Stored records
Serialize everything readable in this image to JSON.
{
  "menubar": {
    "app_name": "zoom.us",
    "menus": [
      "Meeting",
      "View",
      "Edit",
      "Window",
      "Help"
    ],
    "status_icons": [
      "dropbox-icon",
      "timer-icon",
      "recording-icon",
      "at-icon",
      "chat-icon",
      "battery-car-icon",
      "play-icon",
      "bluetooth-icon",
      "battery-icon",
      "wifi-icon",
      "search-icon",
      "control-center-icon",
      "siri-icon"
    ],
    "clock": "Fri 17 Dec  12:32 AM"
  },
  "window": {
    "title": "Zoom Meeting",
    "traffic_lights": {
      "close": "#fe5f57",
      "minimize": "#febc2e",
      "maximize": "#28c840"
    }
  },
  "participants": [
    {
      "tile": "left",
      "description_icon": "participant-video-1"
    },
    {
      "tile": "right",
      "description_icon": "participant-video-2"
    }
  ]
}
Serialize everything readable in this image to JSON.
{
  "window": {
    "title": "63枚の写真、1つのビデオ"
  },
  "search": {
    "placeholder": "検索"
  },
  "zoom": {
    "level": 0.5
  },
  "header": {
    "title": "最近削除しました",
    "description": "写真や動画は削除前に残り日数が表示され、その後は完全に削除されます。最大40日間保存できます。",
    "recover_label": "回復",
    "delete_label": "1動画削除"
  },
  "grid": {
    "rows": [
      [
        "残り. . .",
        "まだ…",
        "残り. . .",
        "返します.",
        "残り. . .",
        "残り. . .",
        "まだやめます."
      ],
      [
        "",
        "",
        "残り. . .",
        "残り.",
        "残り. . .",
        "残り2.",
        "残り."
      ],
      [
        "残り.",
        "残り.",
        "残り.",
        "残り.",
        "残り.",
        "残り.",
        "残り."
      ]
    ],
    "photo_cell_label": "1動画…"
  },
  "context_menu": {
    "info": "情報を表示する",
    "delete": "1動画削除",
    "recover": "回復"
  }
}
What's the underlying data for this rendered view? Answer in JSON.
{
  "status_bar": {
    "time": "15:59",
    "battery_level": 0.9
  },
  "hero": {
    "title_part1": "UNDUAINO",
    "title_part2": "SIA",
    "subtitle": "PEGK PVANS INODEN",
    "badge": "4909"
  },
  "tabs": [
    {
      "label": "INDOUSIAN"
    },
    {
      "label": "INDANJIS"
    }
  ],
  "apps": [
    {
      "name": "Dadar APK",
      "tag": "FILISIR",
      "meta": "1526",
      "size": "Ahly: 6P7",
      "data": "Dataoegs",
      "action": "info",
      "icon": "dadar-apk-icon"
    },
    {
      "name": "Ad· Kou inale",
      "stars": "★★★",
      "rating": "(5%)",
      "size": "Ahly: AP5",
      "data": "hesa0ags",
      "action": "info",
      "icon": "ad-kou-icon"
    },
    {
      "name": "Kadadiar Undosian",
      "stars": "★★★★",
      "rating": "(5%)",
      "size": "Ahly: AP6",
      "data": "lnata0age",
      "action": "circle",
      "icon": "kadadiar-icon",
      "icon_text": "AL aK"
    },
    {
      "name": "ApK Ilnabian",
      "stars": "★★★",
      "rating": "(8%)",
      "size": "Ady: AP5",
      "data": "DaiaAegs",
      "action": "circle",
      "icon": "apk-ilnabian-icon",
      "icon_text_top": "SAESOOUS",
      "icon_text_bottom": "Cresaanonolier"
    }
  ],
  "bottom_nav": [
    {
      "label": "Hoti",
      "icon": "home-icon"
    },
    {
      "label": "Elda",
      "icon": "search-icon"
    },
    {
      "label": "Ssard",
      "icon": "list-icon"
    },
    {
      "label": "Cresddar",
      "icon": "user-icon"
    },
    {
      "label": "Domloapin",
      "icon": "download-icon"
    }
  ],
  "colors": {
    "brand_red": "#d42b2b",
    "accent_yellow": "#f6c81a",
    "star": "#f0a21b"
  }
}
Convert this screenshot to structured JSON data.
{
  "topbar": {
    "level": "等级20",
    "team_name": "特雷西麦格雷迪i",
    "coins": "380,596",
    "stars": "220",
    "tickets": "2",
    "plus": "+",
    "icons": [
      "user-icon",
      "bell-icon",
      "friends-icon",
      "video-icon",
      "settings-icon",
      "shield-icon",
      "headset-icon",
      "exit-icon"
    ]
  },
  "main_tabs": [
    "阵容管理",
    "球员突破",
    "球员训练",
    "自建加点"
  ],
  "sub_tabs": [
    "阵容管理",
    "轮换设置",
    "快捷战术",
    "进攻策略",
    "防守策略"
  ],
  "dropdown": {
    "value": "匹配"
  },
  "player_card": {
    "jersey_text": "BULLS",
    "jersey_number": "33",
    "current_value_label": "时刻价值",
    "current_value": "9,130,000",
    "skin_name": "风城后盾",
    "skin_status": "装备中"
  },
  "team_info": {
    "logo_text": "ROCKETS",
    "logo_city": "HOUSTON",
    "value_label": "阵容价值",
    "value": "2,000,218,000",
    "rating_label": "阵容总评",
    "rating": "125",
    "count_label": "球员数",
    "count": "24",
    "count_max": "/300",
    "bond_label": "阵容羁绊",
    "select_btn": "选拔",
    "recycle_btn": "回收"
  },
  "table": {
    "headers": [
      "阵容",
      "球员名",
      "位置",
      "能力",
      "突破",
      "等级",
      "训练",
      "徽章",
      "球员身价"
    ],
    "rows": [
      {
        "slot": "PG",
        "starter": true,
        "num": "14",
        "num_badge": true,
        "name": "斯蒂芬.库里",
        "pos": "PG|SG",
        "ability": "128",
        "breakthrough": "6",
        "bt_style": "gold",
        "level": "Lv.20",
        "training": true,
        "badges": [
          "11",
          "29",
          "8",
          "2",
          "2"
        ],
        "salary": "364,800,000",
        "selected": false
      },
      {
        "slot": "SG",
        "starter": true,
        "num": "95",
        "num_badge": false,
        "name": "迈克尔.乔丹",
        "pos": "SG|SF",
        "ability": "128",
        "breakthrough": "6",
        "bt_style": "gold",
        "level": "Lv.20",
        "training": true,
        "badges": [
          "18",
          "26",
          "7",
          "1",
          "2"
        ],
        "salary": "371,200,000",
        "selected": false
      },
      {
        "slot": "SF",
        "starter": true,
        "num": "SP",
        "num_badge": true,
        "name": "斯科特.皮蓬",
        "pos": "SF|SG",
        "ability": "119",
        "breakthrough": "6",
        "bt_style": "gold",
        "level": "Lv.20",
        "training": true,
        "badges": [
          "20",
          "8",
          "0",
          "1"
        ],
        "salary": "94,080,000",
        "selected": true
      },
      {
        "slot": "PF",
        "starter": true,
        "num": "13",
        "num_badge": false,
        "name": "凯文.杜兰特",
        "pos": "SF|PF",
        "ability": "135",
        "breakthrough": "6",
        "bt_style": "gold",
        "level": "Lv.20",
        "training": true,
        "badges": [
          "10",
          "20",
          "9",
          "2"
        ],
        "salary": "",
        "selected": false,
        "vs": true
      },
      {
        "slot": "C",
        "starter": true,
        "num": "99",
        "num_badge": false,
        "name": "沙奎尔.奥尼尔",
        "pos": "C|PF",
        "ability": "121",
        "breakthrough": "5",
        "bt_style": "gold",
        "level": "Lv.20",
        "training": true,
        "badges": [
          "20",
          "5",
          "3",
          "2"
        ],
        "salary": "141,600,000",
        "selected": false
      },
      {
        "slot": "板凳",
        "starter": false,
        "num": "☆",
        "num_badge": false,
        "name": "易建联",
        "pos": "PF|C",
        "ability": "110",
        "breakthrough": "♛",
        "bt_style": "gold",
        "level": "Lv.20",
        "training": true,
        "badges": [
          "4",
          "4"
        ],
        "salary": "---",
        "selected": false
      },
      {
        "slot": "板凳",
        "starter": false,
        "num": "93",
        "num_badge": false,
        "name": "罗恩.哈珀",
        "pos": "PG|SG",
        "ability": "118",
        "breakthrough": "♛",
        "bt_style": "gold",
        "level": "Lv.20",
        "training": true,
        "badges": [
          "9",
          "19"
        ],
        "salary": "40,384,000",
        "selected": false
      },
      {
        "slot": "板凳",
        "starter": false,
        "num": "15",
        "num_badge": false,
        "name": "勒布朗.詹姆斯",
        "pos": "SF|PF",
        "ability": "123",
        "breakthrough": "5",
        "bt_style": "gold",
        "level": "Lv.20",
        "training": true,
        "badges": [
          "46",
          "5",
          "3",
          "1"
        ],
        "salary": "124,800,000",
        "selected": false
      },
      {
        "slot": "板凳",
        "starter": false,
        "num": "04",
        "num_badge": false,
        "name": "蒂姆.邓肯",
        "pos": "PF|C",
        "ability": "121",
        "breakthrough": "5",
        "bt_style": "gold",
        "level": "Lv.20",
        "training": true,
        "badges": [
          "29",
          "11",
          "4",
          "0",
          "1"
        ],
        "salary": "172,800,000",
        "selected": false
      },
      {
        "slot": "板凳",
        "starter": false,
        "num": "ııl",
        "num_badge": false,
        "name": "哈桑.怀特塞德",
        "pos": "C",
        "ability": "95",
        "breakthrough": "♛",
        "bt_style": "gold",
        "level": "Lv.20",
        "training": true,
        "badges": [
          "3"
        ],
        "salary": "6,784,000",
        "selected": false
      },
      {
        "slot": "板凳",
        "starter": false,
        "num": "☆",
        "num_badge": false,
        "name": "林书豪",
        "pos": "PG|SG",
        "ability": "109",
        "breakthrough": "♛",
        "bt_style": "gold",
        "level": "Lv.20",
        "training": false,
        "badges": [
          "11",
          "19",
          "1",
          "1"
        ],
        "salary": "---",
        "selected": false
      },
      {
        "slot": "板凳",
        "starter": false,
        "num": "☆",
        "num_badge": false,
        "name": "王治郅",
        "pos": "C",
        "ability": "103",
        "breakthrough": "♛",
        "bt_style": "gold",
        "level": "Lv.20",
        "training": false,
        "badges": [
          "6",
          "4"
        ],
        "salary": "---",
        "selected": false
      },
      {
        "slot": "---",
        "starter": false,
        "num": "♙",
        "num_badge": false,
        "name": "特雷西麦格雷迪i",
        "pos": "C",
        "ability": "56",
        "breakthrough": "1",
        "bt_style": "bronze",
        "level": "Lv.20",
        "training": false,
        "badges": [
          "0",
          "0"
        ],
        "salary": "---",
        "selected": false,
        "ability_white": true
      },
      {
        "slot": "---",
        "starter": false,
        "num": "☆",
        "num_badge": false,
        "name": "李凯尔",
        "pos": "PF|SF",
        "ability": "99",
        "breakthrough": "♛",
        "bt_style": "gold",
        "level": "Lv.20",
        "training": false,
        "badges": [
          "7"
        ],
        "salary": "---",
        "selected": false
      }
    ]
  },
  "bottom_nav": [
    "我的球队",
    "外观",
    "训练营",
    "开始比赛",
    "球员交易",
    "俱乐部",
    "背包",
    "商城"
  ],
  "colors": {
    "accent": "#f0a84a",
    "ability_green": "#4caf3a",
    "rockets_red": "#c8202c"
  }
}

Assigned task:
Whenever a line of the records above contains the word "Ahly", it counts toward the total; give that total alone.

Task result:
3